How Much House Can You Afford?
So, what percentage of your income should your mortgage be? The answer to this question depends on a number of factors, including your income, debts, and down payment. To get a better idea of how much house you can afford, it’s important to look at all these factors together.
Obviously, your income is the most critical factor in determining how much house you can afford. But it’s not just your take-home pay that counts. You also need to factor in things like overtime, bonuses, and other forms of income that you may receive. Lenders will typically consider your gross monthly income, which is your total income before taxes and other deductions are taken out.
Do you have any outstanding debts? If so, you’ll need to factor those payments into your budget as well. This includes things like credit card bills, student loans, and car payments. The more debt you have, the less money you’ll have available for a mortgage payment.
Whether we like it or not, your debts play a significant role in determining how much of your income can go towards your mortgage payment. That’s because your monthly debt obligations, including your mortgage payment, can’t exceed a certain percentage of your gross monthly income. This percentage is known as your debt-to-income ratio or DTI. To calculate your DTI, lenders add up all your monthly debt payments and divide them by your gross monthly income. Most lenders prefer to see a DTI of 36% or less. So if your gross monthly income is $3,000, your monthly debt payments shouldn’t exceed $1,080.
How much money do you have for a down payment? The answer to this question will have a big impact on how much house you can afford. The larger your down payment, the less money you’ll need to finance, and the lower your monthly payments will be. A down payment of 20% or more will also help you avoid paying PMI (private mortgage insurance), which will further lower your monthly payments.
Keep in mind that your down payment doesn’t just impact your monthly payments. It also affects how much house you can afford. You’ll generally need a down payment of at least 3.5% of the purchase price to qualify for a mortgage. So if you’re planning to buy a $200,000 home, you’ll need at least $7,000 for a down payment.
So What Percent of Income Should Go To A Mortgage?
There’s no easy answer when it comes to budgeting for a mortgage payment. Many factors will come into play, including the type of loan you’re taking out, the interest rate, the term length, and your personal financial situation. However, some general guidelines can help determine how much of your income should go towards your monthly mortgage.
If you’re taking out a conventional loan, most experts recommend that your monthly mortgage payment should not exceed 28% of your gross income (that’s before taxes and other deductions). So, if you’re making $4,000 per month before taxes, your monthly mortgage payment shouldn’t be more than $1,120. This may seem like a lot, but remember that this includes things like principal, interest, property taxes, homeowners insurance, and private mortgage insurance (if you’re putting less than 20% down on your home).
The guidelines are a bit different if you’re taking out an FHA loan or a VA loan.

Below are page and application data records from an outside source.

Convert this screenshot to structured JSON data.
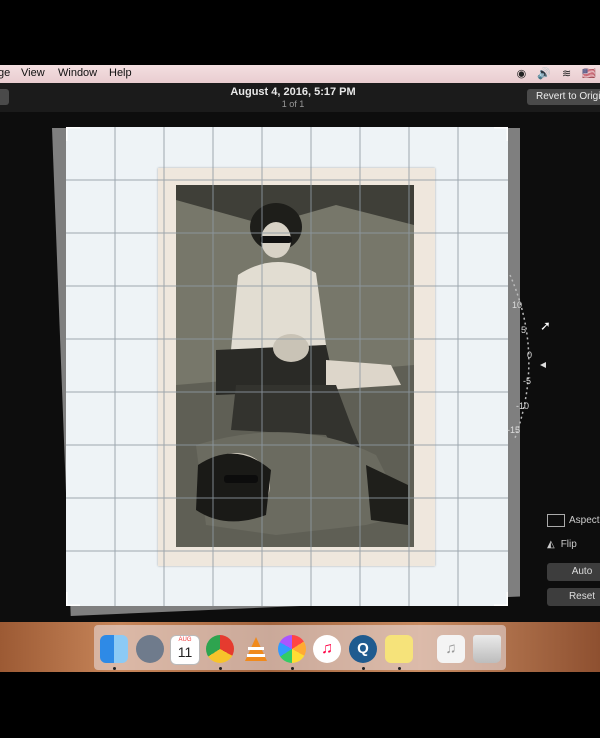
{
  "menubar": {
    "items": [
      "ge",
      "View",
      "Window",
      "Help"
    ],
    "flag": "🇺🇸"
  },
  "toolbar": {
    "title": "August 4, 2016, 5:17 PM",
    "subtitle": "1 of 1",
    "revert_label": "Revert to Original"
  },
  "rotation_dial": {
    "ticks": [
      "10",
      "5",
      "0",
      "-5",
      "-10",
      "-15"
    ]
  },
  "right_panel": {
    "aspect_label": "Aspect",
    "flip_label": "Flip",
    "auto_label": "Auto",
    "reset_label": "Reset"
  },
  "dock": {
    "calendar_month": "AUG",
    "calendar_day": "11"
  },
  "colors": {
    "menubar": "#f0d8da",
    "toolbar": "#1b1b1b",
    "grid_bg": "#eef3f6",
    "dock_wood": "#b87448"
  }
}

For these loans, your monthly mortgage payment—including principal, interest, property taxes, and homeowners insurance—should not exceed 31% of your gross income. So if you’re making $4,000 per month before taxes (again), your monthly mortgage payment shouldn’t be more than $1,240.
While the 28%/31% guidelines are a good starting point, they’re not the be-all, end-all when it comes to budgeting for your mortgage. In reality, you may be able to afford a higher or lower monthly payment, depending on your individual financial situation. For example, if you have a lot of other debts that you need to pay each month (e.g. student loans, credit card debt, etc.), you may need to put a larger portion of your income towards your mortgage in order to stay within your DTI ratio. On the other hand, if you have a lot of money saved up for a down payment, you may be able to afford a higher monthly payment.
There’s also the question of whether you should use a pre-tax or post-tax model when budgeting for your mortgage. The pre-tax model assumes that your monthly mortgage payment will be deducted from your paycheck before taxes are taken out, while the post-tax model assumes that your mortgage payment will be made with money that’s already been taxed. For most people, the post-tax model is a better way to go because it gives you a more accurate picture of how much money you actually have to work with each month.
Reach Out To Thrive Lending For More Information
So what’s the bottom line? How much of your income should go to a mortgage? Ultimately, it depends on a number of factors, including your income, debts, and down payment. But if you follow the 28% rule of thumb, you’ll likely be safe. And if you can swing a 20% down payment, even better! Get in touch with us today to learn more about how we can help you secure the best mortgage for your needs.